The government has recovered for eventual distribution to victims more than $650 million from imprisoned swindler Bernard Madoff and others who received money from his scheme. Federal officials are in the process of recovering over $6.5 billion more from the Madoff fraud.

Last year, federal authorities say, some $293 million of forfeiture proceeds were returned to crime victims nationally, nearly double the amount in 2009. The Justice Department filed about 90,000 criminal cases last year. There were forfeiture actions in a total of about 3,700 criminal cases, double the number of 5 years earlier.

Supporters further say there should be many more forfeiture actions. Even an imprisoned criminal "can have a smile on his face because he is going to be able to enjoy the proceeds of his crime when he gets out," says Charles Intriago, a former federal prosecutor and now president of the International Association for Asset Recovery, a Miami organization for asset-recovery specialists.

Forfeiture law has its roots in the Colonial days, when it was used to battle pirates and smugglers. In the 1970s and 1980s, Congress began giving law-enforcement officials power to go after the assets of other criminals, such as organized-crime figures.

The more than 400 federal statutes allowing for forfeiture range from racketeering and drug-dealing to violations of the Northern Pacific Halibut Act, according to a December 2009 Congressional Research Service report. The report shows that seizure powers were extended to about 200 of those laws in 2000 in a major congressional overhaul of the forfeiture system.

Top federal officials are also pushing for greater use of civil-forfeiture proceedings, in which assets can be taken without criminal charges being filed against the owner. In a civil forfeiture, the asset itself—not the owner of the asset—is technically the defendant. In such a case, the government must show by a preponderance of evidence that the property was connected to illegal activity. In a criminal forfeiture, the government must first win a conviction against an individual, where the burden of proof is higher.

Raul Stio, a New Jersey businessman, is caught up in the civil-forfeiture world. Last October, the Internal Revenue Service, suspicious of Mr. Stio's bank deposits, seized more than $157,000 from his account. Mr. Stio hasn't been charged with a crime.

In a court filing in his pending civil case, the Justice Department alleges that Mr. Stio's deposits were structured to illegally avoid an anti-money-laundering rule that requires a cash transaction of more than $10,000 to be reported to federal authorities. Mr. Stio made 21 deposits over a 4-month period, each $10,000 or less, the filing said.
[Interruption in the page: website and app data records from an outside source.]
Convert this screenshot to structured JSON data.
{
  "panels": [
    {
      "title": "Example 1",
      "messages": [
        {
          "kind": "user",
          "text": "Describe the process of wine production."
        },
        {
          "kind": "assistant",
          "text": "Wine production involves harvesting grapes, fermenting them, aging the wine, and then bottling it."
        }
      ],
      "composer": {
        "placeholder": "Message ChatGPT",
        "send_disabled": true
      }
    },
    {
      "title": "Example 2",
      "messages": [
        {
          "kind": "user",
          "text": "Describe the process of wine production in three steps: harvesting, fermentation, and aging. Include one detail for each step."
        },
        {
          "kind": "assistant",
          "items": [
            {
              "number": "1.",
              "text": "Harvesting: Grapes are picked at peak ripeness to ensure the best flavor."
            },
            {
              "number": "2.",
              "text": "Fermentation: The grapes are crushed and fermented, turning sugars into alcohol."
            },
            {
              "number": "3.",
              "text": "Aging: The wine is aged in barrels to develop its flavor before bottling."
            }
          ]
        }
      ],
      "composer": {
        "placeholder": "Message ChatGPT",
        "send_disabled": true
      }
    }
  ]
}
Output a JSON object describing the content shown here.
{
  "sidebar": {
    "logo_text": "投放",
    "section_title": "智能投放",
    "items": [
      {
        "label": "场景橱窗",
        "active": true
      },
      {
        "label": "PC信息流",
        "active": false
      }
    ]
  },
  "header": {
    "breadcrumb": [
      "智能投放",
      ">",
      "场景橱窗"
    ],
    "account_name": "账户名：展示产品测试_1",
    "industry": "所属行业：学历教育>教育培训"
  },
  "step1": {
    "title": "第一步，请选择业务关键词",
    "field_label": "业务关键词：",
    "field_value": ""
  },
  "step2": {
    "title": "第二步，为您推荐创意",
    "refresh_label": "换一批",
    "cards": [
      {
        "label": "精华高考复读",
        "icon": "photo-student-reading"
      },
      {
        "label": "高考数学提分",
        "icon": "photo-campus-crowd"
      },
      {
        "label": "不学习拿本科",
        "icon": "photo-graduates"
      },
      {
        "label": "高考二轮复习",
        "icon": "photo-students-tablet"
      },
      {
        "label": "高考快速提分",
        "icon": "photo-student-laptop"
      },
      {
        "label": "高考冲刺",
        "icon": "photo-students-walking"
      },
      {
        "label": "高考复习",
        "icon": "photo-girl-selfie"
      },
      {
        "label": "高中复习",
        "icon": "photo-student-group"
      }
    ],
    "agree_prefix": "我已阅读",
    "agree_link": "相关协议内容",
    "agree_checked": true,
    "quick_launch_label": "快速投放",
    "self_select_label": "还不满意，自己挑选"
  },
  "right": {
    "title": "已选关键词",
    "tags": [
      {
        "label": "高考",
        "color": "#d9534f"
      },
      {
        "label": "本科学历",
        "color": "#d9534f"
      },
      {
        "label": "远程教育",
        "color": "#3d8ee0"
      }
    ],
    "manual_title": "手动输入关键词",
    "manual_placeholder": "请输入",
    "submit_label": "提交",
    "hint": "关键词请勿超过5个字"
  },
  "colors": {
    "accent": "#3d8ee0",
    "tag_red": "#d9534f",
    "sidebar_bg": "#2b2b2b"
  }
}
Steven L. Kessler, Mr. Stio's attorney, says there was no attempt to evade the law and that the deposits merely reflected the amount of cash his client's businesses, a security firm and bar, had produced. Mr. Stio was saving to buy a house, he says.

Speaking about civil forfeiture broadly, another Justice Department official called it a tool of "critical" importance in taking away the ill-gotten gains of international criminal organizations operating in the U.S. Otherwise, participants in criminal operations such as these might often be beyond federal authorities' reach, leaving asset seizure as one of the ways authorities can target an operation.

In fiscal year 2010, there were more than 11,000 noncriminal forfeiture cases, according to available federal statistics. That figure has held fairly steady the past 5 years.

It's tough to know how many innocent parties may be improperly pulled into the forfeiture system. Last year, claimants challenged more than 1,800 civil-forfeiture actions in federal court, Justice Department figures show.

Justice Department officials say they rarely lose such cases, a fact they cite as evidence the system is working properly. Forfeiture attorneys counter that the government often settles cases, returning at least part of the seized assets, if it thinks it might lose.

 

So wishing you the best in safety,

To view previous editions of our Monthly Letter, Please click here

© 2017 Bridgeway Financial Corporation, All Rights Reserved